In an interview with us while trying to promote her old OWN show Livin’ Lozada, the Basketball Wives star opened up about infertility struggles while trying to do IVF after having son Carl, Jr. She actually miscarried on Thanksgiving.
“As I’m walking in the door holding my son, we’re walking into Carl’s family’s house is when I felt it,” she said. “I could have played it off, but I feel like fertility is something a lot of women don’t speak about. That’s why I’m so open in wanting to talk about it. I feel like as women you feel responsible. You take blame, and I don’t want women to take blame. So that’s why I’m so open in wanting to talk about it.”
The former Basketball Wives star found herself dealing with secondary infertility struggles after overcoming ovarian cancer. However, she never let it get her down.
“I would say to hang in there. I know the struggle,” she told us in an interview a few years ago. “I’m still dealing with it because I want a second child, but I postponed that. But dealing with the whole issue and not knowing, you worry. But the more that you worry, the more that you let stuff get to you, the more that you let things bother you, that’s a health risk in itself. You have to be careful and have positive energy or it all will really wear on your body. And for any woman who can’t get pregnant whether they have cancer or not, there are other options. Of course I want my second child, but I’m so blessed that I have my first baby. So if my doctor says that I can’t have my second child biologically, I can adopt. There are other options.”
Tamar Braxton was able to have her miracle baby, Logan, in 2013. Before and after though, the singer said she struggled with infertility.
“Early on, there was a time where I was like, ‘I don’t want kids!
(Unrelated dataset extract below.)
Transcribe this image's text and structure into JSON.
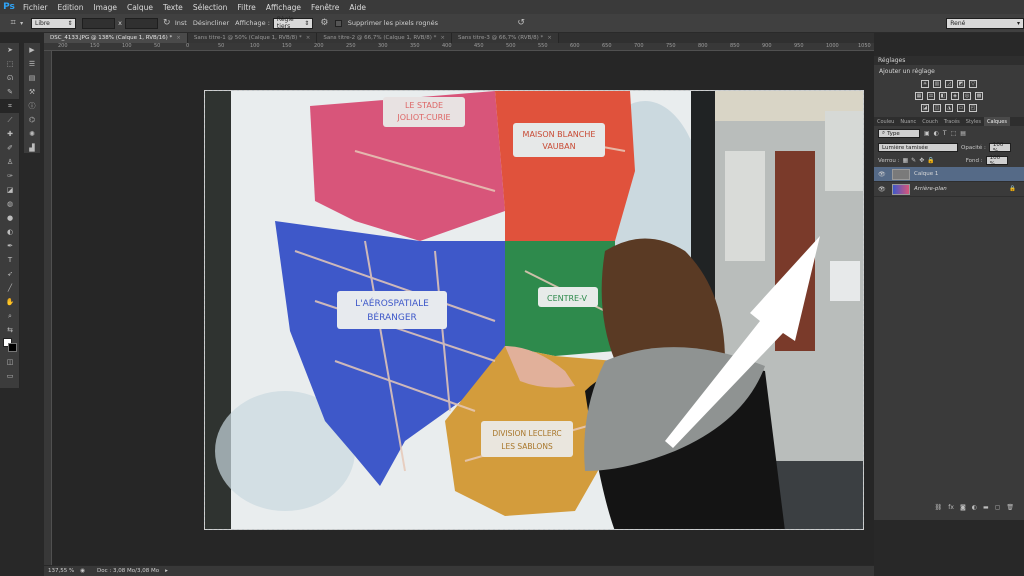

I’m all about my career,’ and my gynecologist said, ‘Here’s the thing, Tamar: You never know what life is ever going to throw you, so you should really consider freezing your eggs,'” she told Glamour in 2017. “Vince and I talked about it, and when I went for my initial IVF—when I was just going to freeze my eggs—I didn’t know that I had infertility issues. I was blocked on both sides as if I had my tubes tied. I was 34 when I found this out. They don’t know what causes that. The devil? Ha! It’s just my makeup. The doctors didn’t think I couldn’t have kids; it wasn’t going to happen [the natural] way. I didn’t even know that until I went to go freeze my eggs. But I was cool with it, because at that time I didn’t even want to have kids. Now, I would have started at 28, 29, 30, but you don’t know until you know.”
While Houghton has made it clear that she doesn’t “have fertility issues,” in the same breath, she has admitted that getting pregnant hasn’t gone as planned.
“I’m really enjoying the process of making it! That’s been a good time,” she said in January. “I joked around on my show but obviously there is a realness to the fact that not everybody gets pregnant the first time they try. For me it just hasn’t been that way. We actually started trying in August so I know a lot of people were like, ‘Oh my God.’ I do want to clarify, I don’t have fertility issues. I think it is important [to say that] because that’s a really serious thing, you shouldn’t throw that around. But we do have to be just more sensitive in general. I thought I could try and it would just happen and it didn’t work out that way, but I do believe in God’s timing. I’m in no rush, and we’re enjoying ourselves.”